I recently listed a few of my favorite accessories for traveling photographers. Here are some more general travel tips that you may find useful even if you’re not flying long distances with loads of camera gear.
Always Carry a Jacket!
Back in 2006, pilots for the airline I was flying to cross the Atlantic went on strike in midair. Yes, they landed the plane, but we (along with thousands of other stranded passengers) were forced to connect on a different airline and in the ensuing chaos our bags were lost. This was in winter, and we were traveling to Scotland. All of our winter gear happened to be in those lost bags, so we were freezing our buns off in London until we finally managed to get some shopping in for replacement clothes.
Ever since then, I always take a jacket/fleece with me on the plane when I fly (along with a warm hat and gloves, usually stored in the jacket pocket). It doesn’t matter if I’m heading to a warmer destination. I’m not taking any chances, in case I get stranded in a connecting city or airport that’s not exactly warm and tropical.
More recently I’ve been glad to have my jacket for other reasons. Traveling as a wildlife photographer has become more and more challenging due to increased carry-on restrictions, particularly when traveling internationally. I’m running into more gate and ticket agents trying to weigh and subsequently check my photo gear (which exceeds the more stringent carry-on weight limits). The airlines won’t pay for damaged or stolen gear that has been checked, so my only option is to sneak my valuable and fragile equipment past agents time and again.
As I detailed recently, a jacket helps cover up the Think Tank Skin pouches (which are great for toting extra gear) around my waist. I’ve even had to hide my photo pack from hungry gate agents scouring the waiting area for heavy bags. Having a jacket to drop over one’s legs (and the photo pack behind them) has become an unfortunate but all-too-common strategy I’ve been forced to employ in order to keep my equipment safe and intact.
Sign up for TSA Pre-Check/Global Entry Early
I was silly for not signing up for the U.S.’s Pre-Check and Global Entry sooner. With five international trips this year, I should have taken care of it a lot sooner than this summer. When I did finally get around to registering, I thought I’d get things done in time for my July South Africa trip. What I wasn’t counting on was the long wait for the in-person appointment one is forced to schedule.
The soonest appointments at the offices closest to me were over a month out. In Portland, the earliest available times were three months out!
So if you are considering signing up for Pre-Check or Global Entry, be sure to register months ahead of your next trip, if possible.
Jet-lagged? Go for a run!
Jet lag is never fun. It usually affects me (and most people) more traveling eastward, but I don’t sleep well on planes, so I’m usually fried no matter which direction I’m flying.
When Jenn and I made the long journey to Australia earlier this year, we were pretty exhausted upon arrival.
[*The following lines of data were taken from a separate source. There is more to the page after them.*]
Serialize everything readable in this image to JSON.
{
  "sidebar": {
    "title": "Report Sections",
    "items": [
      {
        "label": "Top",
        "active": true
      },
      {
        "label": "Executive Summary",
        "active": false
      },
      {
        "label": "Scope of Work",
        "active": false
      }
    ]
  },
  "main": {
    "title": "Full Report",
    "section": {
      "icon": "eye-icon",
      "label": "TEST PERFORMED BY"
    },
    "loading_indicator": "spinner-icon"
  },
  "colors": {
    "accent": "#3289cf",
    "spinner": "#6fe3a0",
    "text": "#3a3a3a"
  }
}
Unfortunately, we arrived early in the morning, so we couldn’t just hit the sack right away. And I worried that a midday nap would ensure waking up in the middle of the night. I didn’t need to be awake at 2am.
So we tried something I’ve never done before to combat jet lag: we went for a run.
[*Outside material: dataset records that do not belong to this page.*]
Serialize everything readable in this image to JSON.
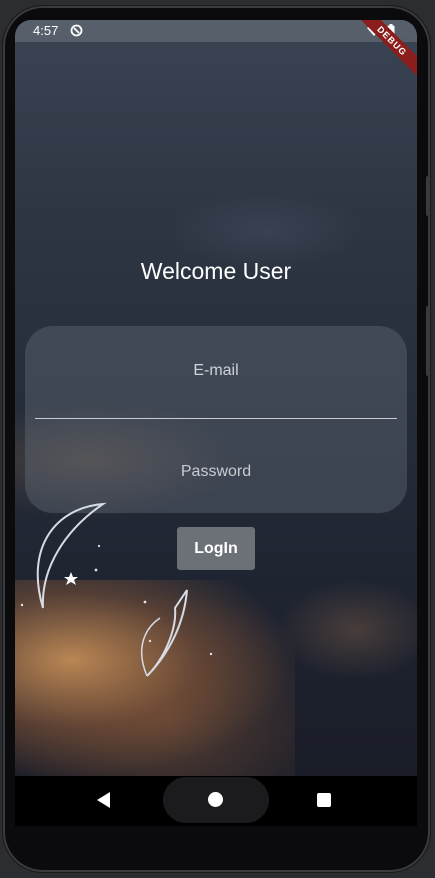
{
  "status_bar": {
    "time": "4:57",
    "debug_banner": "DEBUG"
  },
  "login": {
    "title": "Welcome User",
    "email_placeholder": "E-mail",
    "password_placeholder": "Password",
    "button_label": "LogIn"
  },
  "colors": {
    "button_bg": "#6c7077",
    "card_bg": "rgba(110,120,135,0.35)",
    "debug_banner": "#8b1d1d"
  },
  "icons": {
    "status_app": "sync-circle-icon",
    "wifi": "wifi-icon",
    "battery": "battery-icon",
    "nav_back": "back-triangle-icon",
    "nav_home": "home-circle-icon",
    "nav_recents": "recents-square-icon"
  }
}
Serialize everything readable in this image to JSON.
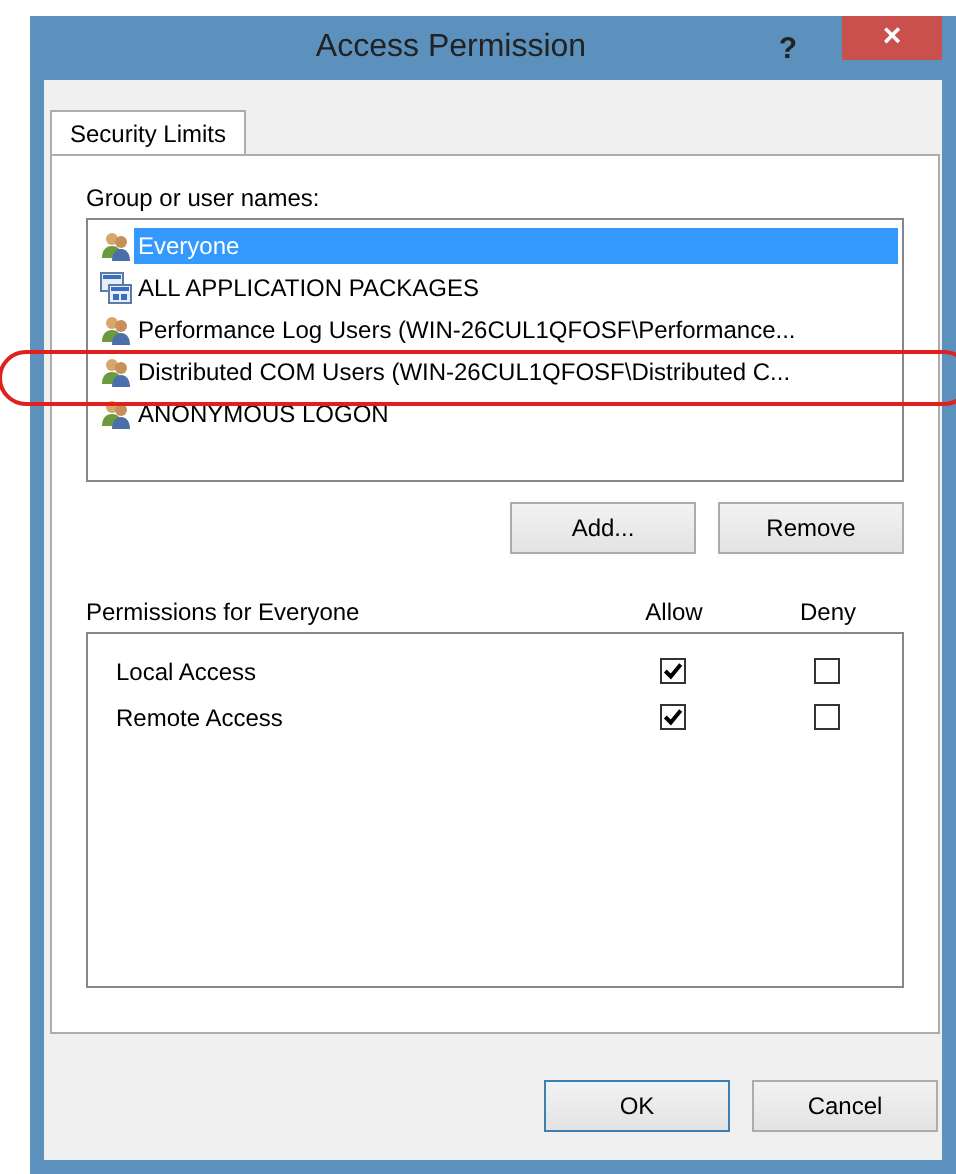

Hey, I hate running, but if time allows we do try and jog every now and then. This was a great excuse to get out and get a little exercise, something there’s rarely time for on many of my vehicle-based trips. Plus, it was a great way to see a bit more of downtown Sydney. A little workout combined with a little tourism. And we managed to stay awake and adjust our sleep schedule really quickly. Not a bad way to start the trip.
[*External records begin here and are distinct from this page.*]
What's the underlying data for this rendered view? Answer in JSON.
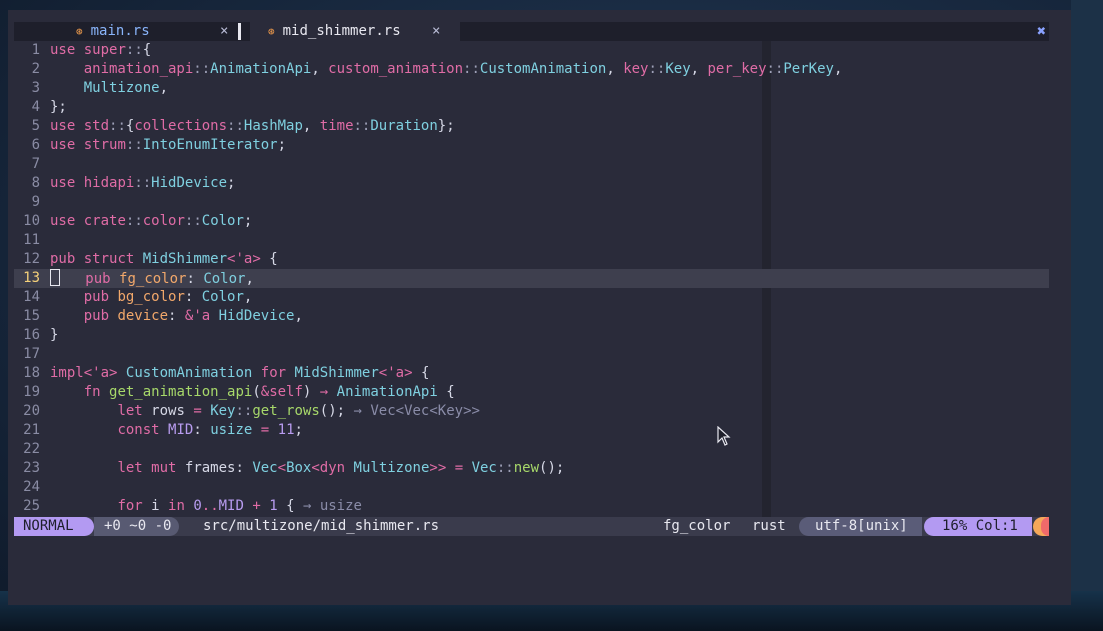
{
  "tabs": [
    {
      "name": "main.rs",
      "icon": "rust-file-icon",
      "active": true,
      "close": "×"
    },
    {
      "name": "mid_shimmer.rs",
      "icon": "rust-file-icon",
      "active": false,
      "close": "×"
    }
  ],
  "close_all": "✖",
  "lines": [
    {
      "n": "1",
      "html": "<span class='k'>use</span> <span class='m'>super</span><span class='sep'>::</span>{"
    },
    {
      "n": "2",
      "html": "    <span class='m'>animation_api</span><span class='sep'>::</span><span class='t'>AnimationApi</span>, <span class='m'>custom_animation</span><span class='sep'>::</span><span class='t'>CustomAnimation</span>, <span class='m'>key</span><span class='sep'>::</span><span class='t'>Key</span>, <span class='m'>per_key</span><span class='sep'>::</span><span class='t'>PerKey</span>,"
    },
    {
      "n": "3",
      "html": "    <span class='t'>Multizone</span>,"
    },
    {
      "n": "4",
      "html": "};"
    },
    {
      "n": "5",
      "html": "<span class='k'>use</span> <span class='m'>std</span><span class='sep'>::</span>{<span class='m'>collections</span><span class='sep'>::</span><span class='t'>HashMap</span>, <span class='m'>time</span><span class='sep'>::</span><span class='t'>Duration</span>};"
    },
    {
      "n": "6",
      "html": "<span class='k'>use</span> <span class='m'>strum</span><span class='sep'>::</span><span class='t'>IntoEnumIterator</span>;"
    },
    {
      "n": "7",
      "html": ""
    },
    {
      "n": "8",
      "html": "<span class='k'>use</span> <span class='m'>hidapi</span><span class='sep'>::</span><span class='t'>HidDevice</span>;"
    },
    {
      "n": "9",
      "html": ""
    },
    {
      "n": "10",
      "html": "<span class='k'>use</span> <span class='m'>crate</span><span class='sep'>::</span><span class='m'>color</span><span class='sep'>::</span><span class='t'>Color</span>;"
    },
    {
      "n": "11",
      "html": ""
    },
    {
      "n": "12",
      "html": "<span class='k'>pub</span> <span class='k'>struct</span> <span class='t'>MidShimmer</span><span class='o'>&lt;</span><span class='k'>'a</span><span class='o'>&gt;</span> {"
    },
    {
      "n": "13",
      "html": "<span class='cursor'></span>   <span class='k'>pub</span> <span class='p'>fg_color</span>: <span class='t'>Color</span>,",
      "cur": true
    },
    {
      "n": "14",
      "html": "    <span class='k'>pub</span> <span class='p'>bg_color</span>: <span class='t'>Color</span>,"
    },
    {
      "n": "15",
      "html": "    <span class='k'>pub</span> <span class='p'>device</span>: <span class='o'>&amp;</span><span class='k'>'a</span> <span class='t'>HidDevice</span>,"
    },
    {
      "n": "16",
      "html": "}"
    },
    {
      "n": "17",
      "html": ""
    },
    {
      "n": "18",
      "html": "<span class='k'>impl</span><span class='o'>&lt;</span><span class='k'>'a</span><span class='o'>&gt;</span> <span class='t'>CustomAnimation</span> <span class='k'>for</span> <span class='t'>MidShimmer</span><span class='o'>&lt;</span><span class='k'>'a</span><span class='o'>&gt;</span> {"
    },
    {
      "n": "19",
      "html": "    <span class='k'>fn</span> <span class='f'>get_animation_api</span>(<span class='o'>&amp;</span><span class='k'>self</span>) <span class='o'>→</span> <span class='t'>AnimationApi</span> {"
    },
    {
      "n": "20",
      "html": "        <span class='k'>let</span> rows <span class='o'>=</span> <span class='t'>Key</span><span class='sep'>::</span><span class='f'>get_rows</span>(); <span class='hint'>→ Vec&lt;Vec&lt;Key&gt;&gt;</span>"
    },
    {
      "n": "21",
      "html": "        <span class='k'>const</span> <span class='n'>MID</span>: <span class='t'>usize</span> <span class='o'>=</span> <span class='n'>11</span>;"
    },
    {
      "n": "22",
      "html": ""
    },
    {
      "n": "23",
      "html": "        <span class='k'>let</span> <span class='k'>mut</span> frames: <span class='t'>Vec</span><span class='o'>&lt;</span><span class='t'>Box</span><span class='o'>&lt;</span><span class='k'>dyn</span> <span class='t'>Multizone</span><span class='o'>&gt;&gt;</span> <span class='o'>=</span> <span class='t'>Vec</span><span class='sep'>::</span><span class='f'>new</span>();"
    },
    {
      "n": "24",
      "html": ""
    },
    {
      "n": "25",
      "html": "        <span class='k'>for</span> i <span class='k'>in</span> <span class='n'>0</span><span class='o'>..</span><span class='n'>MID</span> <span class='o'>+</span> <span class='n'>1</span> { <span class='hint'>→ usize</span>"
    }
  ],
  "status": {
    "mode": "NORMAL",
    "diff": "+0 ~0 -0",
    "path": "src/multizone/mid_shimmer.rs",
    "scope": "fg_color",
    "filetype": "rust",
    "encoding": "utf-8[unix]",
    "position": "16% Col:1"
  },
  "colors": {
    "mode_bg": "#b39af2",
    "editor_bg": "#2a2b3a",
    "keyword": "#e06ca6",
    "type": "#7fd0e0",
    "field": "#f2a86b"
  }
}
Warn your credit card companies about travel, including connecting airport countries.
Even if you plan to take nothing but cash with you on an international trip, it’s a good idea to have a credit card (or cards) with you as a backup option. However, there are a couple things to remember if you’re going to be using your cards overseas.
First, call your card provider (or log into your online account) and warn them you’re traveling internationally. If your bank or card company sees charges suddenly coming in from overseas and you haven’t warned them, they may freeze your account, leaving you high and dry in case of financial emergency. So set your travel alerts ahead of time, and be sure to include any stop-over countries or places where you’re connecting, in case you need to make a purchase at the connecting airport.
Also, make sure you have a PIN number set. We’re used to having a pin for our debit/check cards, but most of us have never had to use a pin for a credit card. Overseas you may need to use your credit card to withdraw money, so be sure you have a pin set up for it before you leave. Also note that even in the cases of “no overseas transaction fee” cards, you should expect to get charged for ATM transactions (for example, Capital One charges $10 per overseas ATM withdrawal).
Lots of pockets, the deeper the better
Going back to the issue with carry-on baggage restrictions, it’s a good idea to have lots of pockets, and deep ones at that. I recently had to rush out and purchase a last-minute replacement for my convertible NorthFace pants, which had torn in the Costa Rican jungle (a common occurrence). Unfortunately, I couldn’t find the same model of pants any more, and was forced to buy another brand. What I loved about those NorthFace pants was that the main hip pockets were really deep. I never had to worry about items falling out, including plane tickets and photo accessories.
It’s a good idea to wear some sort of cargo pants so you can stuff your pockets full when traveling, but those with larger/deeper pockets give you extra security and storage space.